In rereading both The Screwtape Letters and “Screwtape Proposes a Toast” (from The World’s Last Night and Other Essays), I came across yet another instance where Lewis’ insight into culture was well ahead of his time.

On August 14, 1959, the American satellite Explorer 6 sent the first photo of the Earth from orbit. For the first time in our existence, humanity could gain a glimpse of our size in the universe.

Later that year, Lewis recognized our tendency to shrink ourselves even smaller by casting off our individual wills and blindly following those in the spotlight.

In a December 1959 issue of The Saturday Evening Post, he wrote about this demonic strategy in “Screwtape Proposes a Toast.”

As the great sinners grow fewer, and the majority lose all individuality, the great sinners become far more effective agents for us. Every dictator or even demagogue—almost every film star or crooner—can now draw tens of thousands of the human sheep with him. They give themselves (what there is of them) to him; in him, to us. There may come a time when we shall have no need to bother about individual temptation at all, except for the few. Catch the bellwether, and his whole flock comes after him.

Four years before Beatlemania ever swept across England and the United States, Lewis rightly understood the persuasive power political leaders and entertainers would hold.

The world is not trying to empower you to be yourself. It’s trying to enslave you to be like everyone else.

While many blame Christianity for trying to force people into conformity and strip people of their individuality, the opposite is true. Following Christ enables us to actually be ourselves.

We can never truly be who we were created to be while we remain enslaved to sin. Christ frees us from those chains and allows to follow a paradoxical truth—one of many—in Christianity. From Mere Christianity:

The more we get what we now call “ourselves” out of the way and let Him take over, the more truly ourselves we become. There is so much of Him that millions and millions of “little Christs,” all different, will still be too few to express Him fully. He made them all. He invented—as an author invents characters in a novel—all the different men that you and I were intended to be. In that sense our real selves are waiting for us in Him. It is no good trying to “be myself” without Him. … There are no real personalities anywhere else. Until you have given up your self to Him you will not have a real self. Sameness is to be found most among the most “natural” men, not among those who surrender to Christ. How monotonously alike all the great tyrants and conquerors have been: how gloriously different are the saints.

The tyrants and conquerors, the dictators and demagogues, the film stars and rock stars, they all work to lure you into cultural sameness and away from Christ-centered individuality.

In many ways, the time Screwtape predicted is now. Individual temptation is often not needed. Through mass media and social media, those who hold cultural authority can influence virtually everyone at once.

We crave likes from our friends, retweets from our acquaintances, approval from the cultural taste makers.
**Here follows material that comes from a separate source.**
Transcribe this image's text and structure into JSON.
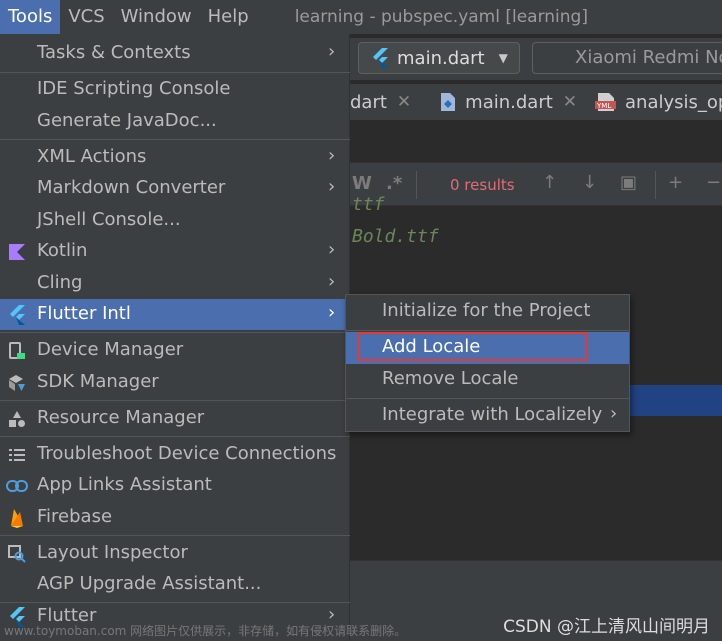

We craft our life to be Instagram-worthy.

Notice how even among those who name Christ, the temptation is real. We will discard our ethics and moral standards for the chance to gain political power. We will disregard historic theological and moral teachings when culture shapers shame us into doing so.

Much like “IT,” the villain from Madeleine L’Engle’s A Wrinkle in Time, the cultural influencers in our world seek to drown out any true uniqueness. As Meg Murry discovered in L’Engle’s fantasy classic, only self-sacrificial love can conquer the overwhelming temptation to uniformity.

We will all surrender. The only question is “To whom will we surrender?” Will we follow the cultural bellwethers into the snare of this world or will we follow Christ into the true freedom purchased by His sacrifice?

1 Comment

  1. Screwtape remains terrifyingly relevant in a lot of ways. It is still a bit of a marvel to me.

About Author

Aaron Earls

Christian. Husband. Daddy. Writer. Online editor for Facts & Trends Magazine. Fan of quick wits, magical wardrobes, brave hobbits, time traveling police boxes & Blue Devils.